● **Directions for this task**
Report each line from the records where the string "name" turns up.

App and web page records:
------------------------------------------------
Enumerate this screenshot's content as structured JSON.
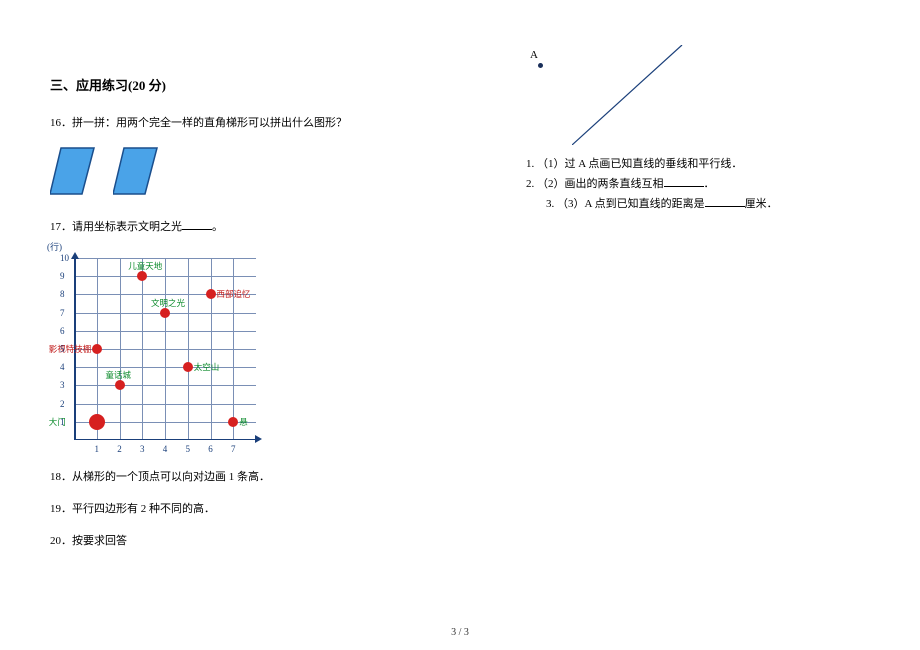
{
  "section": {
    "title": "三、应用练习(20 分)"
  },
  "q16": {
    "num": "16．",
    "text": "拼一拼：用两个完全一样的直角梯形可以拼出什么图形？"
  },
  "q17": {
    "num": "17．",
    "text_a": "请用坐标表示文明之光",
    "text_b": "。"
  },
  "q18": {
    "num": "18．",
    "text": "从梯形的一个顶点可以向对边画 1 条高．"
  },
  "q19": {
    "num": "19．",
    "text": "平行四边形有 2 种不同的高．"
  },
  "q20": {
    "num": "20．",
    "text": "按要求回答",
    "pointA": "A",
    "sub1_num": "1.",
    "sub1_text": "（1）过 A 点画已知直线的垂线和平行线．",
    "sub2_num": "2.",
    "sub2_text_a": "（2）画出的两条直线互相",
    "sub2_text_b": "．",
    "sub3_num": "3.",
    "sub3_text_a": "（3）A 点到已知直线的距离是",
    "sub3_text_b": "厘米．"
  },
  "page_number": "3 / 3",
  "chart_data": {
    "type": "scatter",
    "title": "",
    "xlabel": "",
    "ylabel": "(行)",
    "xlim": [
      0,
      8
    ],
    "ylim": [
      0,
      10
    ],
    "xticks": [
      1,
      2,
      3,
      4,
      5,
      6,
      7
    ],
    "yticks": [
      1,
      2,
      3,
      4,
      5,
      6,
      7,
      8,
      9,
      10
    ],
    "series": [
      {
        "name": "大门",
        "label_color": "green",
        "x": 1,
        "y": 1
      },
      {
        "name": "影视特技棚",
        "label_color": "red",
        "x": 1,
        "y": 5
      },
      {
        "name": "童话城",
        "label_color": "green",
        "x": 2,
        "y": 3
      },
      {
        "name": "儿童天地",
        "label_color": "green",
        "x": 3,
        "y": 9
      },
      {
        "name": "文明之光",
        "label_color": "green",
        "x": 4,
        "y": 7
      },
      {
        "name": "太空山",
        "label_color": "green",
        "x": 5,
        "y": 4
      },
      {
        "name": "西部追忆",
        "label_color": "red",
        "x": 6,
        "y": 8
      },
      {
        "name": "悬",
        "label_color": "green",
        "x": 7,
        "y": 1
      }
    ]
  }
}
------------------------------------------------
● **Reply to the exercise**
        "name": "大门",
        "name": "影视特技棚",
        "name": "童话城",
        "name": "儿童天地",
        "name": "文明之光",
        "name": "太空山",
        "name": "西部追忆",
        "name": "悬",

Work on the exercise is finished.